In how many lines of the listing below does "text" appear? Give only the figure.

-=-=-

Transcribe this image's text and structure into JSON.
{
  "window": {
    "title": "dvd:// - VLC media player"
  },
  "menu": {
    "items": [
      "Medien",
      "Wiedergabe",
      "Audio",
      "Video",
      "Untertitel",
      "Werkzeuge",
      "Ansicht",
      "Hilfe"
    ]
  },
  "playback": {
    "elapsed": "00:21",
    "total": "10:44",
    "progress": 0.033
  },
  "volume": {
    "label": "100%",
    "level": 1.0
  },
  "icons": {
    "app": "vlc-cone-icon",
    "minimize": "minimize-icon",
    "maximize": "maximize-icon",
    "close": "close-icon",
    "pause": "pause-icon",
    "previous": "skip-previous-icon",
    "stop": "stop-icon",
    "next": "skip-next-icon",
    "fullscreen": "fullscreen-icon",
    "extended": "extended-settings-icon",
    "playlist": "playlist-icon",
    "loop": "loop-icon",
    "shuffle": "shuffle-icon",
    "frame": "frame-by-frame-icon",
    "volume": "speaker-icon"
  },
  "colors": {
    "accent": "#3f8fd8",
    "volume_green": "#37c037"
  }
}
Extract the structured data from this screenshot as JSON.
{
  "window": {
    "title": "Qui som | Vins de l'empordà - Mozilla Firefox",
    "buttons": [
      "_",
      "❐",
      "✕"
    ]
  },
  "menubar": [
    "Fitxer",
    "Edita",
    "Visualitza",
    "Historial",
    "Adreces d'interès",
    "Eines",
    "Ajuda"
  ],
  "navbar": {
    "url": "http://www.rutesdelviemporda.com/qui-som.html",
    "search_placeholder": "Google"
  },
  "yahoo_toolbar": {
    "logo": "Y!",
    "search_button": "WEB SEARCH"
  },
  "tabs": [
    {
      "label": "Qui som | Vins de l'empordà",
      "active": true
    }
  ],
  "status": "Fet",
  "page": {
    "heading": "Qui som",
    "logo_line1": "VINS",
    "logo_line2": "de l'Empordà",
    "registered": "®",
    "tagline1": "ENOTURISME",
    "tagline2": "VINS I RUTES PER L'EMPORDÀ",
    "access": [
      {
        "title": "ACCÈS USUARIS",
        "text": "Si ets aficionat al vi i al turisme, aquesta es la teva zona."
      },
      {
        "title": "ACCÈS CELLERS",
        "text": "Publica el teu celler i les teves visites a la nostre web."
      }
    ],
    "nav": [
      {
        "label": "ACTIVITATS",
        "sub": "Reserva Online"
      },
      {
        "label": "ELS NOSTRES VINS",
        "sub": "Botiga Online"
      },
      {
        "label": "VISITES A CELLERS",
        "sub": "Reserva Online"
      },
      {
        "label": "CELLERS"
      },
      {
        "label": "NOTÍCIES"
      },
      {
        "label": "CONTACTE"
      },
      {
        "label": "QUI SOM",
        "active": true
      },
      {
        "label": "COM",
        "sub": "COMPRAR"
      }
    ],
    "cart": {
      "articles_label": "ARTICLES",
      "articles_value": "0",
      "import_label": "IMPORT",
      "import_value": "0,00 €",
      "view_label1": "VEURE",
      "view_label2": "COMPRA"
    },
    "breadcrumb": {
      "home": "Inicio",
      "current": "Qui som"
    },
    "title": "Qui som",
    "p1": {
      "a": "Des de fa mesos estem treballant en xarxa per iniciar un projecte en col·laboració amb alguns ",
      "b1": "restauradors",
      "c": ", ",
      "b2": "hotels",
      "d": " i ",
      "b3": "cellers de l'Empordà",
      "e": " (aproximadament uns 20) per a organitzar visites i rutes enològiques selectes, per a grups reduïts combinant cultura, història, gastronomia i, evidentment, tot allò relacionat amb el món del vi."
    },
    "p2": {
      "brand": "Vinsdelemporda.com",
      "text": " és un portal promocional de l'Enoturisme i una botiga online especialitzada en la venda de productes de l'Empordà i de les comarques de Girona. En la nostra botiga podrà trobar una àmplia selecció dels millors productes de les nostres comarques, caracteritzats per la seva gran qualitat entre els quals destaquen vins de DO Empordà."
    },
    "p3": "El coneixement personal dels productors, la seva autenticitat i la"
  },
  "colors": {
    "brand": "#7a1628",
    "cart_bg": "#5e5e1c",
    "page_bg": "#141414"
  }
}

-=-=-

YOUR RESPONSE: 4